But there have been almost no reliable tools to help us navigate these risks. It wasn’t so long ago that friends of mine were sanitizing their mail and triple-masking outdoors — precautions later revealed to be excessive, but who knew at the time?

There is a science of risk. Forty-odd years ago, Stanford engineering professor Ron Howard coined the term “micromort” to quantify a 1-in-a-million chance of death. For example, there were 413 skydiving deaths in the United States between 2000 and 2016, out of over 48 million recorded jumps. So each jump had a risk of roughly 8 micromorts.


For comparison, everyday life has its risks. Once you’ve woken up, there is a 22 micromort, i.e., 0.000022, i.e., a 1-in-50,000 chance that you will expire before day’s end. Flying is safer than driving, and so on.

So what about COVID? Using Centers for Disease Control and Prevention data, Dr. Ethan Craig at the University of Pennsylvania calculated coronavirus risks for May 1 to Oct. 18, 2021. Risk of death among the vaccinated was 0.25 micromorts a day. Risk of death among the unvaccinated came to 6.3 micromorts, roughly 25 times higher. “Does the idea of BASE jumping make you nervous?” Craig wrote. “Being unvaccinated sure should, as well.”

Craig admits that there are inaccuracies built into his “back-of-the-envelope” calculations, and that risks rise for the elderly and the immunocompromised. That said, he is far from alone in trying to quantify Life Under COVID. A group of “relentless tabulators” in San Francisco, including a couple of MIT grads and a physician, wanted to figure out how risky it was to go shopping, take a bike ride, or attend a protest during the pandemic.

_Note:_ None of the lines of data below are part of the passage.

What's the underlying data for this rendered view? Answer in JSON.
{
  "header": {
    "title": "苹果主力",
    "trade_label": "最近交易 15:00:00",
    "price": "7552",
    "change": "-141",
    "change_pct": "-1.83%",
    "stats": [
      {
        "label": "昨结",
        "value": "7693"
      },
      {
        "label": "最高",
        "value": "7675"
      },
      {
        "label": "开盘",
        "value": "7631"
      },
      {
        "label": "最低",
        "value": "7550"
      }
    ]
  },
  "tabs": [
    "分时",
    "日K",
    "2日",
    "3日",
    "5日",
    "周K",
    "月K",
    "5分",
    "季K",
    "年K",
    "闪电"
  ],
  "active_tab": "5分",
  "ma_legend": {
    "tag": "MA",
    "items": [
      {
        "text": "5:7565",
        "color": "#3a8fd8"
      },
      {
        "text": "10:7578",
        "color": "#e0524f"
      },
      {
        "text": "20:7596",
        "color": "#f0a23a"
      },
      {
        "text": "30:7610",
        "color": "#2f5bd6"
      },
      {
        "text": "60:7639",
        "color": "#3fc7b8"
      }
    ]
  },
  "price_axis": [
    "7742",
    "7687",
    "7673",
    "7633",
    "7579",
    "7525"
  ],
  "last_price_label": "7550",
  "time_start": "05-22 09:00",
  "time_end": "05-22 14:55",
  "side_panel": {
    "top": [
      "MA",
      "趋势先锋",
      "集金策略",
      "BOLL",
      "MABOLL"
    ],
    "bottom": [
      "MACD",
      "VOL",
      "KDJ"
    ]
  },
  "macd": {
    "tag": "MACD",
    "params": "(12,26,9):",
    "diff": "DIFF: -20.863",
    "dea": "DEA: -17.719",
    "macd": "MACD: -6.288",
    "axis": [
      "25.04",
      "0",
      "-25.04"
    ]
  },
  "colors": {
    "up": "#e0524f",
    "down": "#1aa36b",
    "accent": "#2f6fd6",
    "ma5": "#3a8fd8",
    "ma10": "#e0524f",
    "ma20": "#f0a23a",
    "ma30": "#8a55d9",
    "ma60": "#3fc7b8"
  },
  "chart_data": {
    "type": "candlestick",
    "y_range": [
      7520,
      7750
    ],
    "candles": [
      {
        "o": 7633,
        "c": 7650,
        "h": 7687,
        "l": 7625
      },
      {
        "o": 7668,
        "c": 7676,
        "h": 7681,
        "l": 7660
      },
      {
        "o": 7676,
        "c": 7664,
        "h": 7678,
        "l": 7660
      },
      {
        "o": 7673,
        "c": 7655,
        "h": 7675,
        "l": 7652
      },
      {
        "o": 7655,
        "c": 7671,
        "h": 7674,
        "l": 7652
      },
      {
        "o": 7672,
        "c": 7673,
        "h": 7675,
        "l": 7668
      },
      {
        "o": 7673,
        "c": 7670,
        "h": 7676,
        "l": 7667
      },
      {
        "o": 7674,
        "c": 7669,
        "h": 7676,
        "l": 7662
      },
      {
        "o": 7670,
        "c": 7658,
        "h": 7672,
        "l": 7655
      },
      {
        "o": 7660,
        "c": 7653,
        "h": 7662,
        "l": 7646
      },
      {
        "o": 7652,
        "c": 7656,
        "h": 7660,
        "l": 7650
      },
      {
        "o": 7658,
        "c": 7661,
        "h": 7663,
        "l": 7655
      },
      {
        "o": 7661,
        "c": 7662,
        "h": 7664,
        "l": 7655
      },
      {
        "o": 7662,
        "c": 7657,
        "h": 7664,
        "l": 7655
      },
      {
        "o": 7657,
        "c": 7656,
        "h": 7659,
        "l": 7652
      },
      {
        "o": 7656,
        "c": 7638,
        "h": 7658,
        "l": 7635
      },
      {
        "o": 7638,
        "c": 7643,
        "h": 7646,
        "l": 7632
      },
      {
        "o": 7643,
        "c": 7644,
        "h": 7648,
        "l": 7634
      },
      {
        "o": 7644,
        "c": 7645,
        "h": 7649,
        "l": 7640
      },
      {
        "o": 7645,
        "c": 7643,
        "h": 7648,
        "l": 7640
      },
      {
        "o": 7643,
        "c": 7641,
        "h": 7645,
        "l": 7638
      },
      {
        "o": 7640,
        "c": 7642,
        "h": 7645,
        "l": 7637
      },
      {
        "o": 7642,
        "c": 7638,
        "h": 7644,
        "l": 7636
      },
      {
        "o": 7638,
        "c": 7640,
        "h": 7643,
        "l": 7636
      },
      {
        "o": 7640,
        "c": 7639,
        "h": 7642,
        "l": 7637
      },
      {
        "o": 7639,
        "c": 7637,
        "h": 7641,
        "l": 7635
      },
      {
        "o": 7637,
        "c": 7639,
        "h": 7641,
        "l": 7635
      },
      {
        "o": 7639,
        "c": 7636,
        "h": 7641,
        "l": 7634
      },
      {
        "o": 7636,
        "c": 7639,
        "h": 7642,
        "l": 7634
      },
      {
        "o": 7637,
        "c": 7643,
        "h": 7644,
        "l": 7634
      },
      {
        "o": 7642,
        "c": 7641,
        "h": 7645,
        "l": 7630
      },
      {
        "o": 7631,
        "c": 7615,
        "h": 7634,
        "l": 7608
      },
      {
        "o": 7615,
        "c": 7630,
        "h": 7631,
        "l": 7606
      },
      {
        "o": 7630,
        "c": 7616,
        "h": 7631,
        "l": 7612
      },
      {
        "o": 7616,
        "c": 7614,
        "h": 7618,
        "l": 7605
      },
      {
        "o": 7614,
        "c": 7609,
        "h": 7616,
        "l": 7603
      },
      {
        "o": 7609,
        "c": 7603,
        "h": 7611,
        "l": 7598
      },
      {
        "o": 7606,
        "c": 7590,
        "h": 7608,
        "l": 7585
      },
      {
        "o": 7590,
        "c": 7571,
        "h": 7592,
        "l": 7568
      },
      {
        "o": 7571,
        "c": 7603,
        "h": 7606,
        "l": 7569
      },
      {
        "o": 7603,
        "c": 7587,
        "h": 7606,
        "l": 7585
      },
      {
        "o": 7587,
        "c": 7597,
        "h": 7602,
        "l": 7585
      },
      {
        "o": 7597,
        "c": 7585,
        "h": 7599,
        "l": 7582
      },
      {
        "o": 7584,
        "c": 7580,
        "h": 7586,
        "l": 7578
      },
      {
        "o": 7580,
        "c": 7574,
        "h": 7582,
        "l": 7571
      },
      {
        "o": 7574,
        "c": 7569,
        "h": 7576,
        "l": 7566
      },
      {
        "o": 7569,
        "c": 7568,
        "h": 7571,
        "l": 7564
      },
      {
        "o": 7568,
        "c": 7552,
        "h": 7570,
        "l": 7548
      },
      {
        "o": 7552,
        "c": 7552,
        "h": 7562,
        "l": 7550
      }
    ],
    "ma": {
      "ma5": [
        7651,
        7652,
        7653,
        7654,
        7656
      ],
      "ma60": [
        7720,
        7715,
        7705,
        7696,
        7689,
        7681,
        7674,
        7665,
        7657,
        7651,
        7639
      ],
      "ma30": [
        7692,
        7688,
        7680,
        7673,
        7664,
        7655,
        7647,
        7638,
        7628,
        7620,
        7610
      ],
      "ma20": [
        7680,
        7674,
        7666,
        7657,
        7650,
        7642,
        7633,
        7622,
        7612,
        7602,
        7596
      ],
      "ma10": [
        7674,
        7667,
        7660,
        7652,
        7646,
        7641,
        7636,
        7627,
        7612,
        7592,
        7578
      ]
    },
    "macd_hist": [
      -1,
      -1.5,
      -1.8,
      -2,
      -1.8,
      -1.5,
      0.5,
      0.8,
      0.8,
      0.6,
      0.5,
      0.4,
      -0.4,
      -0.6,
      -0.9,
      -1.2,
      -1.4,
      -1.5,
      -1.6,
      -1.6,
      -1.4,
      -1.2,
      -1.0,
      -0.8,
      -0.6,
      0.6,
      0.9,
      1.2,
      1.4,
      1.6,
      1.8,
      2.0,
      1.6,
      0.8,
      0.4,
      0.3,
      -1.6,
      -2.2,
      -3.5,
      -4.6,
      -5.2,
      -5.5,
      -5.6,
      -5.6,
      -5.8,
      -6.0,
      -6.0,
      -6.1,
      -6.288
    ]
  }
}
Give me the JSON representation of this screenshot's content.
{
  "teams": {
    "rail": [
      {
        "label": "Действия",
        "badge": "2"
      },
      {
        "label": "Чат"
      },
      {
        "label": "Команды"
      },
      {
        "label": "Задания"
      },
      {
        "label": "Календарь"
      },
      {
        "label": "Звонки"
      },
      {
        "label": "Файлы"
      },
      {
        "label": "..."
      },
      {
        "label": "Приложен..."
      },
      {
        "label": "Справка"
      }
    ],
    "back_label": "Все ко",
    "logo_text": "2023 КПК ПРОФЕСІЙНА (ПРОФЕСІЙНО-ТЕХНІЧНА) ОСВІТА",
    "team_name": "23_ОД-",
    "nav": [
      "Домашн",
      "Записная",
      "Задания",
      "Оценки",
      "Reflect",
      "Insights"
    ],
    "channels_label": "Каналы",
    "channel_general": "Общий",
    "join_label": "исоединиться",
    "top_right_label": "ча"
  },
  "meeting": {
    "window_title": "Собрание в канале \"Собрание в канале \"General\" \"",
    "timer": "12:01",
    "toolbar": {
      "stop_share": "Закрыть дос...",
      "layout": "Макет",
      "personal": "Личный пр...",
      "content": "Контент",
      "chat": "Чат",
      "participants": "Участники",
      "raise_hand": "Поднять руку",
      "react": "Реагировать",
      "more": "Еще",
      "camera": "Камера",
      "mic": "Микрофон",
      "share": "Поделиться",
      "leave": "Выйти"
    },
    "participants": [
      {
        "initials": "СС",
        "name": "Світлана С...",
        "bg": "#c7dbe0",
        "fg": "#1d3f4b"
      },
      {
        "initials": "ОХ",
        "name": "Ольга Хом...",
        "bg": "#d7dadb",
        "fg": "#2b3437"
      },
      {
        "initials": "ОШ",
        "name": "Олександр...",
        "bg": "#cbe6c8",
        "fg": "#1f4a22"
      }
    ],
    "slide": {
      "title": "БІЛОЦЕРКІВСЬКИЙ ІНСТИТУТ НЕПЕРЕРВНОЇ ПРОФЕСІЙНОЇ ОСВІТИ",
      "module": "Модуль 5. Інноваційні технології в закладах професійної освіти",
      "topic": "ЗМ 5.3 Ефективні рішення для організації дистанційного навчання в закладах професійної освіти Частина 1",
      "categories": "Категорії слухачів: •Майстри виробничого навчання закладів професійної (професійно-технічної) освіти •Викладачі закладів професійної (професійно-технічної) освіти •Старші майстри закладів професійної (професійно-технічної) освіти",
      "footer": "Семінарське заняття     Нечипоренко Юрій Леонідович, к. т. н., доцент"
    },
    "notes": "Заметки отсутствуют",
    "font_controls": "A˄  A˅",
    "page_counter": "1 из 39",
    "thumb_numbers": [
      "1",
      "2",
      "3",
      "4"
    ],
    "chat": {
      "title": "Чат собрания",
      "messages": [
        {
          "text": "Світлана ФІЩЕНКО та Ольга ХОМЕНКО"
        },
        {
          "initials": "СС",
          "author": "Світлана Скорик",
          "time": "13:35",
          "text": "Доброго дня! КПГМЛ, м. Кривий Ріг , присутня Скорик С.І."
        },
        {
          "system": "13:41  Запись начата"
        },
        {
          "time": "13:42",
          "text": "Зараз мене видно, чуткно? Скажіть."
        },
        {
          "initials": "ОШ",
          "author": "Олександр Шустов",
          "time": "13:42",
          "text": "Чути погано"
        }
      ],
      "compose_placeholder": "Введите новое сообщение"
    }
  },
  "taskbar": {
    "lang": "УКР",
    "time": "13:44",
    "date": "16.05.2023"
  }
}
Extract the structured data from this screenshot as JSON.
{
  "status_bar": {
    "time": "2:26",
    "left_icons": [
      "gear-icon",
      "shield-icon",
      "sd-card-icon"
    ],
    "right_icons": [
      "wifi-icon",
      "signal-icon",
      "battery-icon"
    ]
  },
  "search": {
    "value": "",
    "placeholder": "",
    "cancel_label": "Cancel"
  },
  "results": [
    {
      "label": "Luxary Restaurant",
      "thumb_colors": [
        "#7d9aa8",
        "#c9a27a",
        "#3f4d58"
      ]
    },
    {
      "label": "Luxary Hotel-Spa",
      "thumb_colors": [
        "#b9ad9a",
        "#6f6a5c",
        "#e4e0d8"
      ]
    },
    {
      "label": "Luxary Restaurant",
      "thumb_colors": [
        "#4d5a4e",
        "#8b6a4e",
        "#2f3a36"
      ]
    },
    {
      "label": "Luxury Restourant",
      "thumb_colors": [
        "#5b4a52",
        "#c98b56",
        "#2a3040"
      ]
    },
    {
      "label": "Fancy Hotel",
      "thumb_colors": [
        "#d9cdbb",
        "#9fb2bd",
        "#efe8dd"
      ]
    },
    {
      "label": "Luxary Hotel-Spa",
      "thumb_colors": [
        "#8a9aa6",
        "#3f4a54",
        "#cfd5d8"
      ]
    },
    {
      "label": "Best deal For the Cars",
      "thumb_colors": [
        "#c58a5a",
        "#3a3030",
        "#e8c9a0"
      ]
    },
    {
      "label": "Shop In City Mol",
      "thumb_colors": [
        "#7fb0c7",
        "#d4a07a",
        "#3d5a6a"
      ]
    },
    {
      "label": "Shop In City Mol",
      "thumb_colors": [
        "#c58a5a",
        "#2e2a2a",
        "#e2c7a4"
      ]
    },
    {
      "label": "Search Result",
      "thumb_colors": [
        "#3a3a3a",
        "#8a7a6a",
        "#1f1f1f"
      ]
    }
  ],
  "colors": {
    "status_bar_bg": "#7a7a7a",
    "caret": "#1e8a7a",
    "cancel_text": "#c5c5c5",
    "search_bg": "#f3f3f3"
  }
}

As a homage to Howard, they created the “microcovid” metric, a 1-in-a-million chance of catching COVID. Just this week, they updated their online Microcovid Calculator to take account of the teeming Omicron infections. I plugged in the details of my Wednesday lunch with my fully vaccinated friend Roger at the deserted Ani’s Cafe in Belmont. It set my risk at about 50 microcovids, or what they deem to be one-quarter of my weekly COVID “risk budget.” That is, a 1 in 20,000 chance of being infected.

Post-Omicron, Craig has rethought his article, somewhat. In November, he noted that “a vaccinated individual engages in many activities that are associated with a higher risk for death than COVID-19 — including driving to work.” Now, “I suspect some of the numbers will prove to be pretty similar,” he told me. “For an otherwise healthy, fully vaccinated and boosted individual, the risk for an adverse outcome remains low.”

But fast-spreading Omicron has changed the collective risk, he explained. “Your individual risk factors into a population risk, where the chance of spread is much greater now.” Craig has adjusted his personal COVID risk budget accordingly, not eating indoors and not inviting guests to his home.

“We are in a much better place in a lot of ways” now, compared with March 2020, he said. “Now we have vaccines that work remarkably well at preventing severe outcomes (despite an immune-evasive variant). We know who is at highest risk for severe illness. When I go to work, I’m not afraid like I was then. At this point, I’d say I respect the virus, and take it seriously, but don’t fear it.”


Everyone, including Craig, knows there is a lot of coronavirus circulating now. The generally sane Dr. Robert Wachter, chairman of the department of medicine at the University of California at San Francisco, says this month will be “awful” for Omicron spread.

For the immediate future, mundane activities such as shopping or chatting with the postal worker give new meaning to the term “calculated risk.” The best advice: Proceed with caution.

Alex Beam’s column appears regularly in the Globe. Follow him on Twitter @imalexbeamyrnot.